Index

Building lists – literals, appending, and comprehensions

If we've decided to create a collection based on each item's position in the container—a list—we have several ways of building this structure. We'll look at a number of ways we can assemble a list object from the individual items.

In some cases, we'll need a list because it allows duplicate values. This is common in statistical work, where we will have duplicates but we don't require the index positions. A different structure, called a multiset, would be useful for a statistically oriented collection that permits duplicates. This kind of collection isn't built-in (although collections.Counter is an excellent multiset, as long as items are immutable), leading us to use a list object.

Getting ready

Let's say we need to do some statistical analyses of some file sizes.

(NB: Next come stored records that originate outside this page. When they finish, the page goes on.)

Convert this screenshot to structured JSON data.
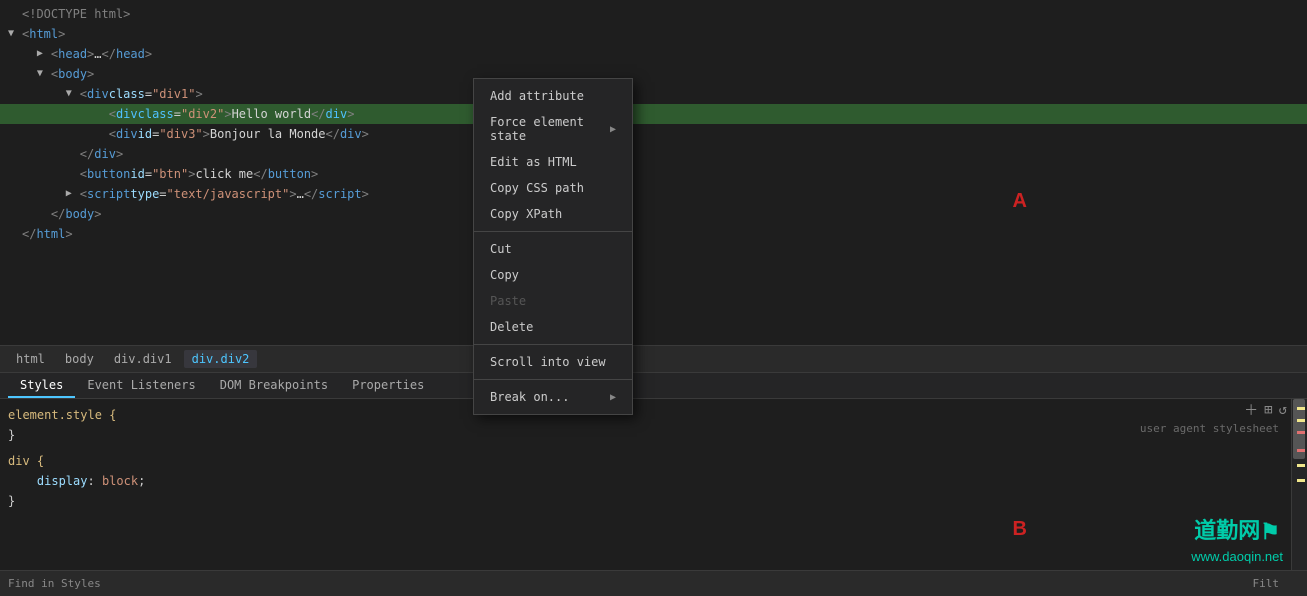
{
  "editor": {
    "lines": [
      {
        "id": "line-doctype",
        "indent": 0,
        "triangle": "",
        "content_html": "<span class='c-doctype'>&lt;!DOCTYPE html&gt;</span>",
        "highlighted": false
      },
      {
        "id": "line-html-open",
        "indent": 0,
        "triangle": "▼",
        "content_html": "<span class='c-bracket'>&lt;</span><span class='c-tag'>html</span><span class='c-bracket'>&gt;</span>",
        "highlighted": false
      },
      {
        "id": "line-head",
        "indent": 1,
        "triangle": "▶",
        "content_html": "<span class='c-bracket'>&lt;</span><span class='c-tag'>head</span><span class='c-bracket'>&gt;</span><span class='c-text'>…</span><span class='c-bracket'>&lt;/</span><span class='c-tag'>head</span><span class='c-bracket'>&gt;</span>",
        "highlighted": false
      },
      {
        "id": "line-body",
        "indent": 1,
        "triangle": "▼",
        "content_html": "<span class='c-bracket'>&lt;</span><span class='c-tag'>body</span><span class='c-bracket'>&gt;</span>",
        "highlighted": false
      },
      {
        "id": "line-div1",
        "indent": 2,
        "triangle": "▼",
        "content_html": "<span class='c-bracket'>&lt;</span><span class='c-tag'>div</span> <span class='c-attr'>class</span><span class='c-eq'>=</span><span class='c-val'>\"div1\"</span><span class='c-bracket'>&gt;</span>",
        "highlighted": false
      },
      {
        "id": "line-div2",
        "indent": 3,
        "triangle": "",
        "content_html": "<span class='c-bracket'>&lt;</span><span class='c-highlight-tag'>div</span> <span class='c-highlight-text'>class</span><span class='c-eq'>=</span><span class='c-orange'>\"div2\"</span><span class='c-bracket'>&gt;</span><span class='c-text'>Hello world</span><span class='c-bracket'>&lt;/</span><span class='c-highlight-tag'>div</span><span class='c-bracket'>&gt;</span>",
        "highlighted": true
      },
      {
        "id": "line-div3",
        "indent": 3,
        "triangle": "",
        "content_html": "<span class='c-bracket'>&lt;</span><span class='c-tag'>div</span> <span class='c-attr'>id</span><span class='c-eq'>=</span><span class='c-val'>\"div3\"</span><span class='c-bracket'>&gt;</span><span class='c-text'>Bonjour la Monde</span><span class='c-bracket'>&lt;/</span><span class='c-tag'>div</span><span class='c-bracket'>&gt;</span>",
        "highlighted": false
      },
      {
        "id": "line-divclose",
        "indent": 2,
        "triangle": "",
        "content_html": "<span class='c-bracket'>&lt;/</span><span class='c-tag'>div</span><span class='c-bracket'>&gt;</span>",
        "highlighted": false
      },
      {
        "id": "line-button",
        "indent": 2,
        "triangle": "",
        "content_html": "<span class='c-bracket'>&lt;</span><span class='c-tag'>button</span> <span class='c-attr'>id</span><span class='c-eq'>=</span><span class='c-val'>\"btn\"</span><span class='c-bracket'>&gt;</span><span class='c-text'>click me</span><span class='c-bracket'>&lt;/</span><span class='c-tag'>button</span><span class='c-bracket'>&gt;</span>",
        "highlighted": false
      },
      {
        "id": "line-script",
        "indent": 2,
        "triangle": "▶",
        "content_html": "<span class='c-bracket'>&lt;</span><span class='c-tag'>script</span> <span class='c-attr'>type</span><span class='c-eq'>=</span><span class='c-val'>\"text/javascript\"</span><span class='c-bracket'>&gt;</span><span class='c-text'>…</span><span class='c-bracket'>&lt;/</span><span class='c-tag'>script</span><span class='c-bracket'>&gt;</span>",
        "highlighted": false
      },
      {
        "id": "line-bodyclose",
        "indent": 1,
        "triangle": "",
        "content_html": "<span class='c-bracket'>&lt;/</span><span class='c-tag'>body</span><span class='c-bracket'>&gt;</span>",
        "highlighted": false
      },
      {
        "id": "line-htmlclose",
        "indent": 0,
        "triangle": "",
        "content_html": "<span class='c-bracket'>&lt;/</span><span class='c-tag'>html</span><span class='c-bracket'>&gt;</span>",
        "highlighted": false
      }
    ]
  },
  "breadcrumb": {
    "items": [
      {
        "label": "html",
        "active": false
      },
      {
        "label": "body",
        "active": false
      },
      {
        "label": "div.div1",
        "active": false
      },
      {
        "label": "div.div2",
        "active": true
      }
    ]
  },
  "tabs": {
    "items": [
      {
        "label": "Styles",
        "active": true
      },
      {
        "label": "Event Listeners",
        "active": false
      },
      {
        "label": "DOM Breakpoints",
        "active": false
      },
      {
        "label": "Properties",
        "active": false
      }
    ]
  },
  "styles_panel": {
    "rules": [
      {
        "selector": "element.style {",
        "props": [],
        "close": "}"
      },
      {
        "selector": "div {",
        "props": [
          {
            "prop": "display",
            "val": "block"
          }
        ],
        "close": "}"
      }
    ],
    "ua_label": "user agent stylesheet"
  },
  "context_menu": {
    "items": [
      {
        "label": "Add attribute",
        "disabled": false,
        "has_arrow": false,
        "separator_after": false
      },
      {
        "label": "Force element state",
        "disabled": false,
        "has_arrow": true,
        "separator_after": false
      },
      {
        "label": "Edit as HTML",
        "disabled": false,
        "has_arrow": false,
        "separator_after": false
      },
      {
        "label": "Copy CSS path",
        "disabled": false,
        "has_arrow": false,
        "separator_after": false
      },
      {
        "label": "Copy XPath",
        "disabled": false,
        "has_arrow": false,
        "separator_after": true
      },
      {
        "label": "Cut",
        "disabled": false,
        "has_arrow": false,
        "separator_after": false
      },
      {
        "label": "Copy",
        "disabled": false,
        "has_arrow": false,
        "separator_after": false
      },
      {
        "label": "Paste",
        "disabled": true,
        "has_arrow": false,
        "separator_after": false
      },
      {
        "label": "Delete",
        "disabled": false,
        "has_arrow": false,
        "separator_after": true
      },
      {
        "label": "Scroll into view",
        "disabled": false,
        "has_arrow": false,
        "separator_after": true
      },
      {
        "label": "Break on...",
        "disabled": false,
        "has_arrow": true,
        "separator_after": false
      }
    ]
  },
  "region_labels": {
    "A": "A",
    "B": "B"
  },
  "watermark": {
    "line1": "道勤网",
    "line2": "www.daoqin.net"
  },
  "status_bar": {
    "find_label": "Find in Styles",
    "filter_label": "Filt"
  }
}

Here's a short script that will provide us with the sizes of some files...